Thailand Trip, Part 1, Bangkok: On June 7 our team from the Stockholm Vineyard arrives in Thailand, and from the very start we are not only confronted with a new culture, but also a church culture that challenges and encourages us in many ways.
Sukit, the leader of the Bangkok Vineyard meets us at our hotel and takes us to their building at the entrance of Klong Toey, one of the largest slum areas in Asia. There is no sign indicating the name, or the fact that this a church. Inside, there is a number of activities on the three levels of the house that is in dire need of renovation. On one level live a number of young men from broken families, and on another level live several women that had been rescued from a lifestyle of prostitution and addictions. In another room we hear the sounds of music, as one of their young musicians gives guitar lessons to a number of teenagers.
Sukit meets with us in another room to talk, and he explains to us a bit more what they are doing in this area ruled by spiritual darkness and hopelessness. We have come to encourage him, but it soon becomes obvious that he is the one challenging and encouraging us. There are no fancy methods of evangelism but simply an expression of God’s love and His Kingdom. As he explains his simple faith in the unfailing love of Jesus for all mankind, he again and again picks on one of us and says, ”What do you think?” And he is not satisfied with vague answers, but keeps probing deeper and deeper, forcing us to come to grips with what really is deep in our hearts.
One of his young leaders has joined our conversation, but is called away to the next room to pray for someone. Within minutes we hear the sound of crying and wailing from one of the girls. Soon she is joined by others and we realize that the Spirit of God has just fallen on the music class – the Kingdom had come! Sukit acts like nothing happened and this is just another day in Klong Toey.
On Sunday we join their meeting, and this looks a bit more like the Vineyard we know, until Sukit gets up to ”preach”. Again, he interrupts his teaching with questions and draws out answers from the audience.

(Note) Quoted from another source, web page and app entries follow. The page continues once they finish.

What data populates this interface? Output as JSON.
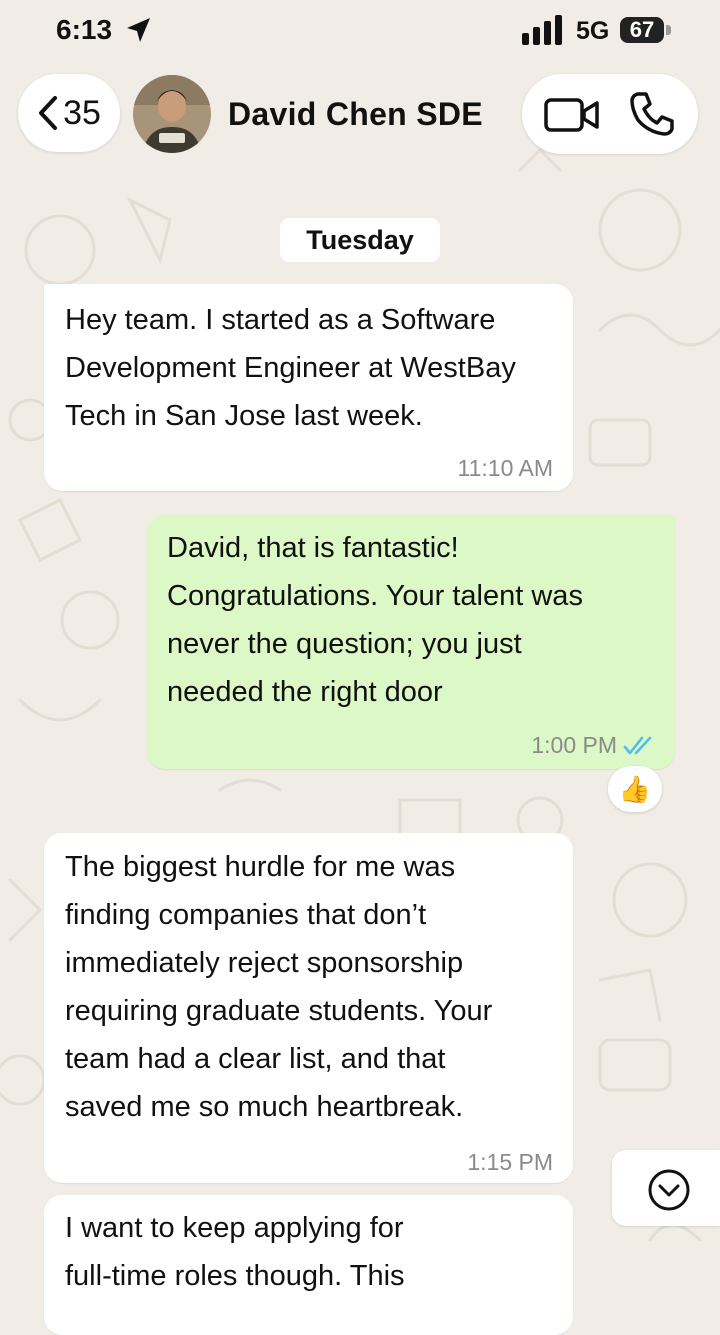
{
  "status_bar": {
    "time": "6:13",
    "network": "5G",
    "battery": "67",
    "icons": [
      "location-arrow-icon",
      "signal-bars-icon"
    ]
  },
  "header": {
    "back_count": "35",
    "contact_name": "David Chen SDE",
    "icons": [
      "chevron-left-icon",
      "video-call-icon",
      "phone-call-icon"
    ]
  },
  "date_divider": "Tuesday",
  "messages": [
    {
      "direction": "incoming",
      "lines": [
        "Hey team. I started as a Software",
        "Development Engineer at WestBay",
        "Tech in San Jose last week."
      ],
      "time": "11:10 AM"
    },
    {
      "direction": "outgoing",
      "lines": [
        "David, that is fantastic!",
        "Congratulations. Your talent was",
        "never the question; you just",
        "needed the right door"
      ],
      "time": "1:00 PM",
      "status": "read",
      "reaction": "👍"
    },
    {
      "direction": "incoming",
      "lines": [
        "The biggest hurdle for me was",
        "finding companies that don’t",
        "immediately reject sponsorship",
        "requiring graduate students. Your",
        "team had a clear list, and that",
        "saved me so much heartbreak."
      ],
      "time": "1:15 PM"
    },
    {
      "direction": "incoming",
      "lines": [
        "I want to keep applying for",
        "full-time roles though. This"
      ],
      "time": ""
    }
  ],
  "colors": {
    "background": "#f1ede6",
    "incoming_bubble": "#ffffff",
    "outgoing_bubble": "#dcf8c6",
    "read_check": "#53bdeb",
    "timestamp": "#8a8a8a"
  }
}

Soon there is a lively discussion going on, with lots of laughter while snacks are being passed around, and Sukit finishes his talk while chewing on a seaweed bar.
The ministry time looks a lot like ours with everyone praying for everyone, but there is one slight difference: Everyone in this ”church” has been trained to prophecy, and they serve each other as well as us freely with words from the heart of God.
I leave Bangkok with a mixture of emotions, inspired, humbled and the nagging question, ”What do I think?”